===== Information given =====
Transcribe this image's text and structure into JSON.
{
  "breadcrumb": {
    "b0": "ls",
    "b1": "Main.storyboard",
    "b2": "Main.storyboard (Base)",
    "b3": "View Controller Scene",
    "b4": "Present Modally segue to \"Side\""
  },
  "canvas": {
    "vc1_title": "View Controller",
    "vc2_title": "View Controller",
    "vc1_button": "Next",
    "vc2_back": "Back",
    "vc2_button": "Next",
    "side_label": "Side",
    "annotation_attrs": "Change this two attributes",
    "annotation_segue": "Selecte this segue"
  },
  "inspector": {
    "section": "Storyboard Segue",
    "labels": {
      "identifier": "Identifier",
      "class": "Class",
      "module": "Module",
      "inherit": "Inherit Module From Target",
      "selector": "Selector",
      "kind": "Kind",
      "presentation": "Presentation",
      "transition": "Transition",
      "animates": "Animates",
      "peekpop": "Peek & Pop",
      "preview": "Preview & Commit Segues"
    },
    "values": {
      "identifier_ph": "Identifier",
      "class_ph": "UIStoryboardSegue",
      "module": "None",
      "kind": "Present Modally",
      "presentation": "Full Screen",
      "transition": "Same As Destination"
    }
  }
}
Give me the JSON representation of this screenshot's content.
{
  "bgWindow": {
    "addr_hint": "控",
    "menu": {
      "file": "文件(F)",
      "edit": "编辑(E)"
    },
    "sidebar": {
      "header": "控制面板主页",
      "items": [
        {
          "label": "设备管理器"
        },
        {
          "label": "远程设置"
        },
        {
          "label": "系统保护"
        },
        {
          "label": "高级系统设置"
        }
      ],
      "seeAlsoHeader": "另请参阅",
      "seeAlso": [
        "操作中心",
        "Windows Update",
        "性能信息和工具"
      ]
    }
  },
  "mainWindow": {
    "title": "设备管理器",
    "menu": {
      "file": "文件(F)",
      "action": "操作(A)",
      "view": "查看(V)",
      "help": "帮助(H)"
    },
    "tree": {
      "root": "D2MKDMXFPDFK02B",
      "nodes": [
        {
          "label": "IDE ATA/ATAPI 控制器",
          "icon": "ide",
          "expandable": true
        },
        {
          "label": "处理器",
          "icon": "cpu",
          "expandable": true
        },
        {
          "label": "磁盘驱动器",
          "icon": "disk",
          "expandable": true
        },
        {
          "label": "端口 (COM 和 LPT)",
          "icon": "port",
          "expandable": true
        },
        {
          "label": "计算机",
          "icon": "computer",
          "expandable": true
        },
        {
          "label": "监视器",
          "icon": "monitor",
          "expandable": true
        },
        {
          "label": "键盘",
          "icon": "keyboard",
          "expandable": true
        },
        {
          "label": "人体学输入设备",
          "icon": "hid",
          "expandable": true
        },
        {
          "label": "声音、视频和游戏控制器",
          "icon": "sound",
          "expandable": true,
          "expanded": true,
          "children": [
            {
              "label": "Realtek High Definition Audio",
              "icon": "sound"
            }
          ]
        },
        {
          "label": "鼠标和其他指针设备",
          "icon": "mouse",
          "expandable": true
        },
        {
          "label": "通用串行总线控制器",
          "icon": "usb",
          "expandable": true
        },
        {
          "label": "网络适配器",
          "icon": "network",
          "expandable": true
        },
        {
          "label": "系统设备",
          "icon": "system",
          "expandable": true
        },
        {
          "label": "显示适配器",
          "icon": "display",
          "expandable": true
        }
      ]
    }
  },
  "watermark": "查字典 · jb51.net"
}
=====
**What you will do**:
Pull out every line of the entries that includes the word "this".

**Response**:
Transcribe this image's text and structure into JSON.
    "annotation_attrs": "Change this two attributes",
    "annotation_segue": "Selecte this segue"
Give me the JSON representation of this screenshot's content.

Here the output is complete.